━━━ INPUT DATA

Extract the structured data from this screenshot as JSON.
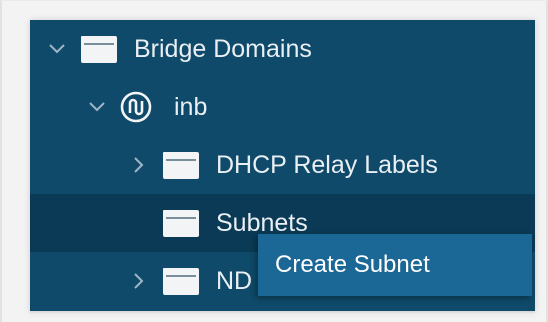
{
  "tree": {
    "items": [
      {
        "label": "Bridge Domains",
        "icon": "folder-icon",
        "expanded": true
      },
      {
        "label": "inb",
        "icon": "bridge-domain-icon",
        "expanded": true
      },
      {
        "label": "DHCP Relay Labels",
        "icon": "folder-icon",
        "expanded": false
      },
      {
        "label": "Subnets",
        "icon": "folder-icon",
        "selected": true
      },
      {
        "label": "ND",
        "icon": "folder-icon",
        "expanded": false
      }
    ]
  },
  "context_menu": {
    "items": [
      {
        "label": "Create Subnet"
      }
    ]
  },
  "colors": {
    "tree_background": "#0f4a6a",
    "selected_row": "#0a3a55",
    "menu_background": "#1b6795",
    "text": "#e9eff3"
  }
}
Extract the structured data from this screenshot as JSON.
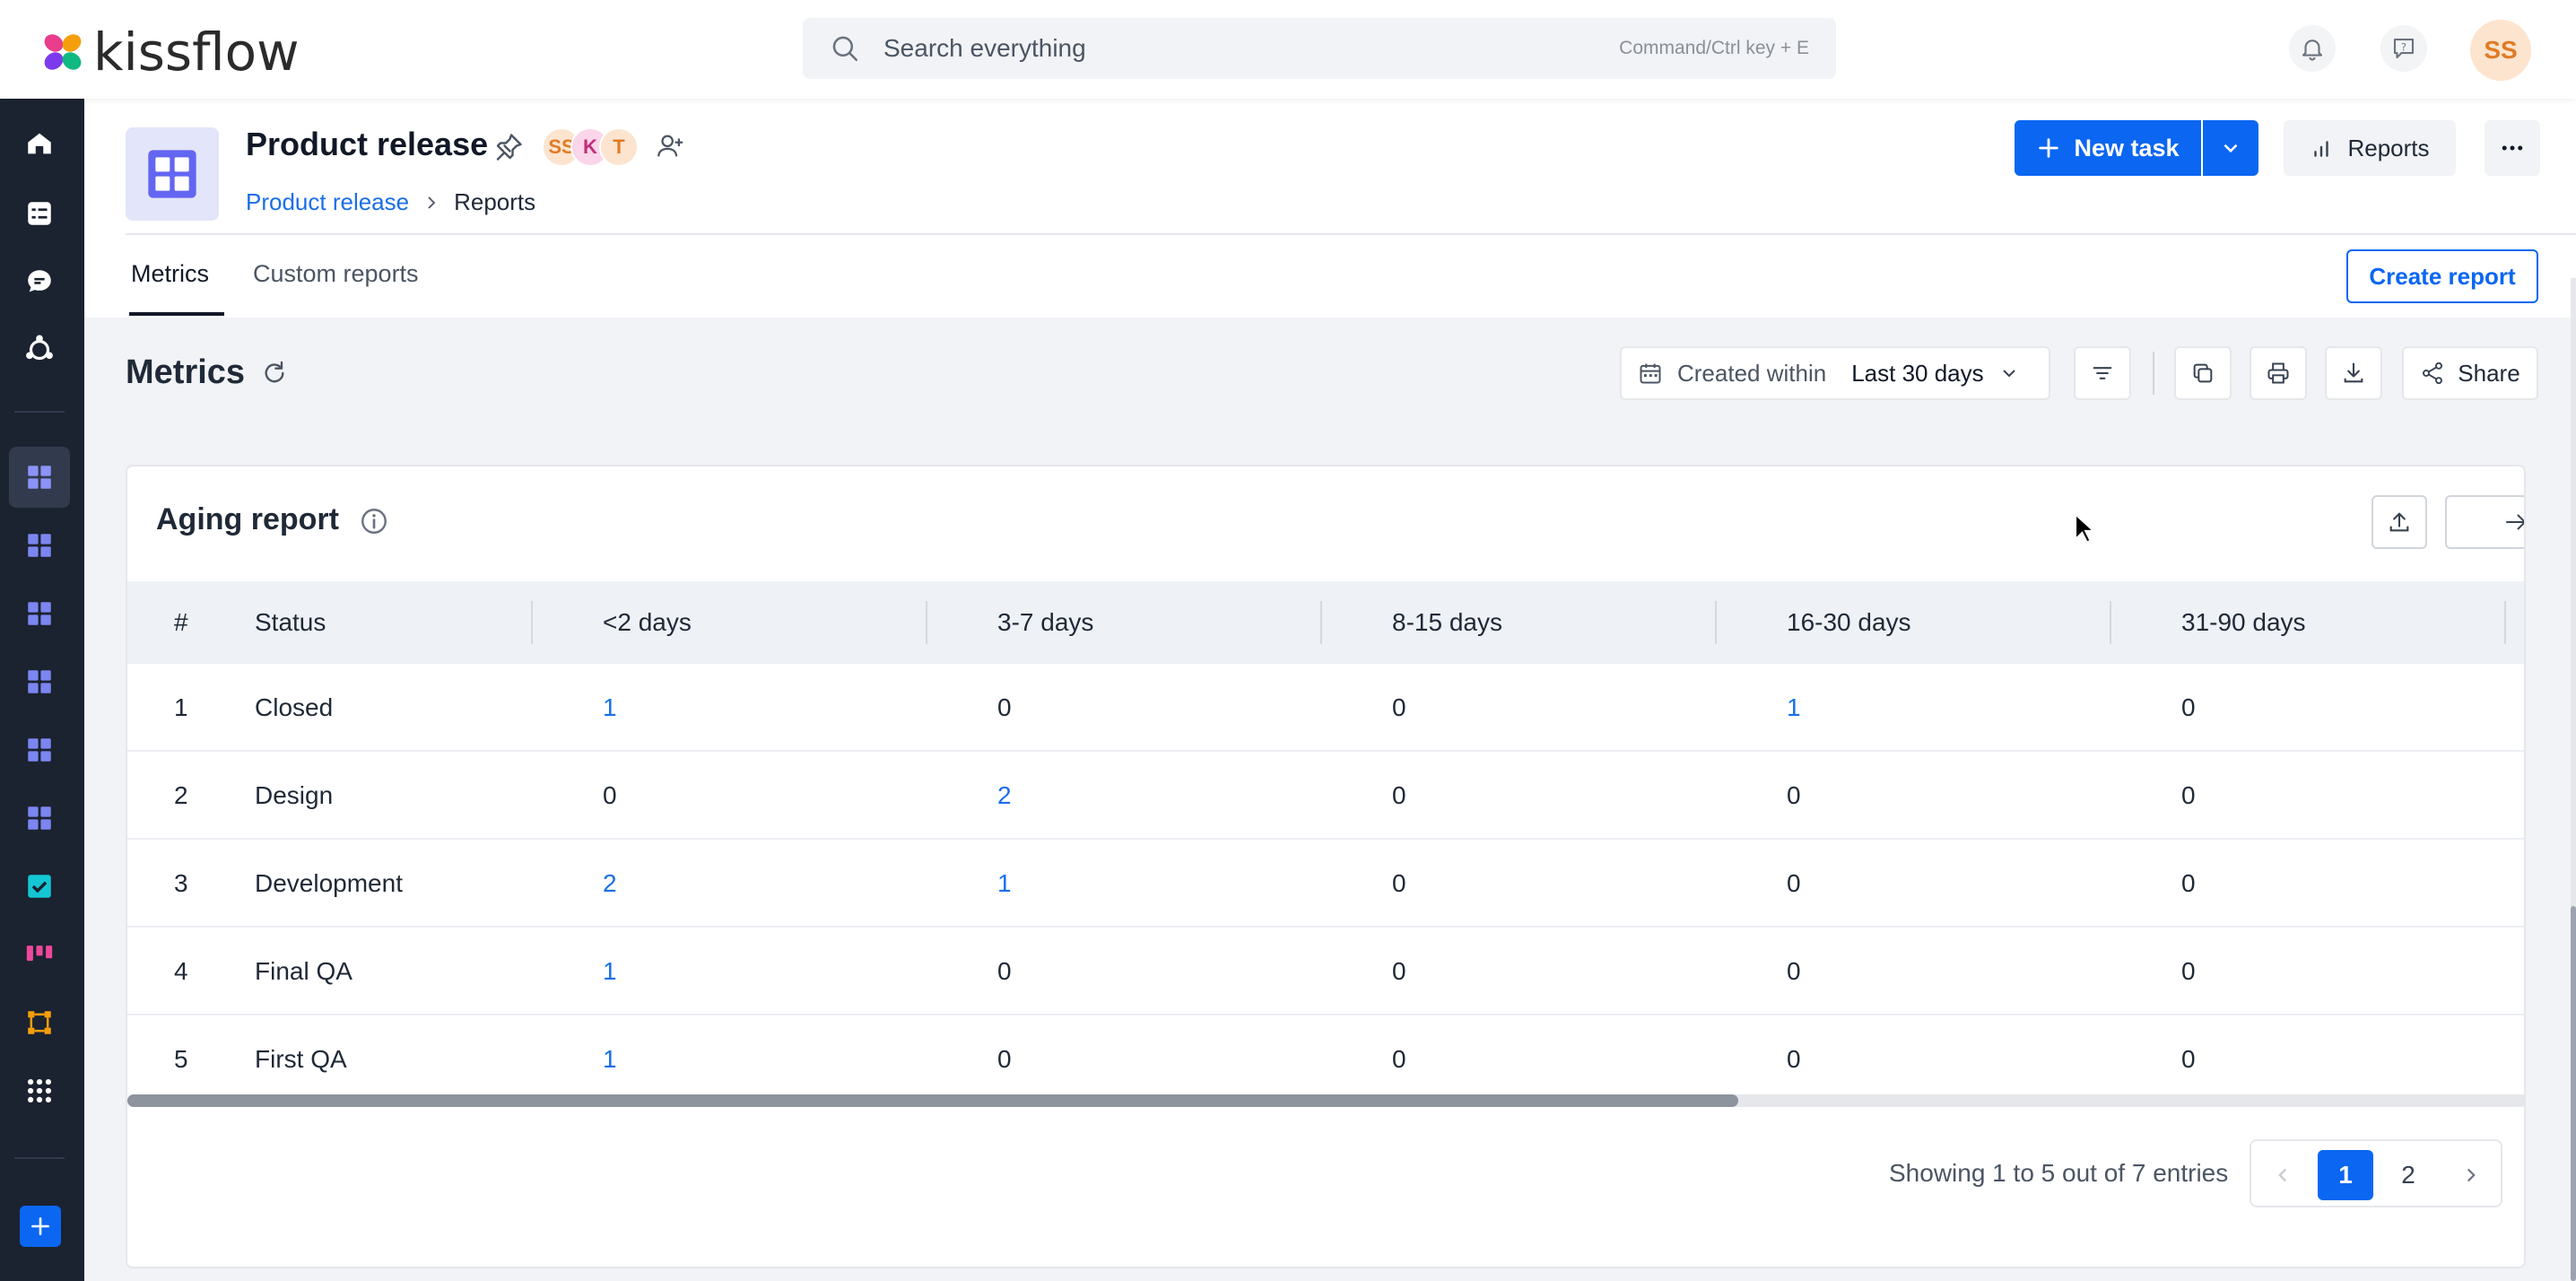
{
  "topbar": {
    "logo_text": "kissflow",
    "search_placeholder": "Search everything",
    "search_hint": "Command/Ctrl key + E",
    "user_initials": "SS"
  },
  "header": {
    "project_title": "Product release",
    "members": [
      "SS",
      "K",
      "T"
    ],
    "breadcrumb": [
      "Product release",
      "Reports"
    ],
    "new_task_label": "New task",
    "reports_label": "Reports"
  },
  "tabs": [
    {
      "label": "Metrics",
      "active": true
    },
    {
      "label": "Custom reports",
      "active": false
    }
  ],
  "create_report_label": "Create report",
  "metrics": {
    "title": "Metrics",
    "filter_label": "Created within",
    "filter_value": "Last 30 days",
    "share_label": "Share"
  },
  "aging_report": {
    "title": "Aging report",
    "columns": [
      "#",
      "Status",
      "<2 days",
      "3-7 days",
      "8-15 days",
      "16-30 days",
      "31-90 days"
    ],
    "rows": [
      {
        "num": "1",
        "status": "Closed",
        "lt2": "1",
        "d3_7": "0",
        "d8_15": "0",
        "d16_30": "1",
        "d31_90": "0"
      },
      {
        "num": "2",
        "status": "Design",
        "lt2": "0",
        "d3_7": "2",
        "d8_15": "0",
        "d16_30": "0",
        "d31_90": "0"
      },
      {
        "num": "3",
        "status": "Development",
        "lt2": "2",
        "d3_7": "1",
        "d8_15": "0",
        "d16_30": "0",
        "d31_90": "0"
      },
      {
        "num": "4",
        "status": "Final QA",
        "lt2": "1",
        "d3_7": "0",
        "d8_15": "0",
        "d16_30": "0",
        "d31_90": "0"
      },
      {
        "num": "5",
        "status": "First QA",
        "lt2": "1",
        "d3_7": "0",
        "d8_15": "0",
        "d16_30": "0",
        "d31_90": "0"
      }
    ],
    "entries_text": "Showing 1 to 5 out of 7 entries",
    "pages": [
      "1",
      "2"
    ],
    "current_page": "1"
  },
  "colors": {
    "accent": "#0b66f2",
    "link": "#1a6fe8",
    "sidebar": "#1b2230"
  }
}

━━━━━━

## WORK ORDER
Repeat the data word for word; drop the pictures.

## TASK ANSWER
Extract the structured data from this screenshot as JSON.
{
  "tree": {
    "items": [
      {
        "label": "Bridge Domains",
        "icon": "folder-icon",
        "expanded": true
      },
      {
        "label": "inb",
        "icon": "bridge-domain-icon",
        "expanded": true
      },
      {
        "label": "DHCP Relay Labels",
        "icon": "folder-icon",
        "expanded": false
      },
      {
        "label": "Subnets",
        "icon": "folder-icon",
        "selected": true
      },
      {
        "label": "ND",
        "icon": "folder-icon",
        "expanded": false
      }
    ]
  },
  "context_menu": {
    "items": [
      {
        "label": "Create Subnet"
      }
    ]
  },
  "colors": {
    "tree_background": "#0f4a6a",
    "selected_row": "#0a3a55",
    "menu_background": "#1b6795",
    "text": "#e9eff3"
  }
}
Extract the structured data from this screenshot as JSON.
{
  "topbar": {
    "logo_text": "kissflow",
    "search_placeholder": "Search everything",
    "search_hint": "Command/Ctrl key + E",
    "user_initials": "SS"
  },
  "header": {
    "project_title": "Product release",
    "members": [
      "SS",
      "K",
      "T"
    ],
    "breadcrumb": [
      "Product release",
      "Reports"
    ],
    "new_task_label": "New task",
    "reports_label": "Reports"
  },
  "tabs": [
    {
      "label": "Metrics",
      "active": true
    },
    {
      "label": "Custom reports",
      "active": false
    }
  ],
  "create_report_label": "Create report",
  "metrics": {
    "title": "Metrics",
    "filter_label": "Created within",
    "filter_value": "Last 30 days",
    "share_label": "Share"
  },
  "aging_report": {
    "title": "Aging report",
    "columns": [
      "#",
      "Status",
      "<2 days",
      "3-7 days",
      "8-15 days",
      "16-30 days",
      "31-90 days"
    ],
    "rows": [
      {
        "num": "1",
        "status": "Closed",
        "lt2": "1",
        "d3_7": "0",
        "d8_15": "0",
        "d16_30": "1",
        "d31_90": "0"
      },
      {
        "num": "2",
        "status": "Design",
        "lt2": "0",
        "d3_7": "2",
        "d8_15": "0",
        "d16_30": "0",
        "d31_90": "0"
      },
      {
        "num": "3",
        "status": "Development",
        "lt2": "2",
        "d3_7": "1",
        "d8_15": "0",
        "d16_30": "0",
        "d31_90": "0"
      },
      {
        "num": "4",
        "status": "Final QA",
        "lt2": "1",
        "d3_7": "0",
        "d8_15": "0",
        "d16_30": "0",
        "d31_90": "0"
      },
      {
        "num": "5",
        "status": "First QA",
        "lt2": "1",
        "d3_7": "0",
        "d8_15": "0",
        "d16_30": "0",
        "d31_90": "0"
      }
    ],
    "entries_text": "Showing 1 to 5 out of 7 entries",
    "pages": [
      "1",
      "2"
    ],
    "current_page": "1"
  },
  "colors": {
    "accent": "#0b66f2",
    "link": "#1a6fe8",
    "sidebar": "#1b2230"
  }
}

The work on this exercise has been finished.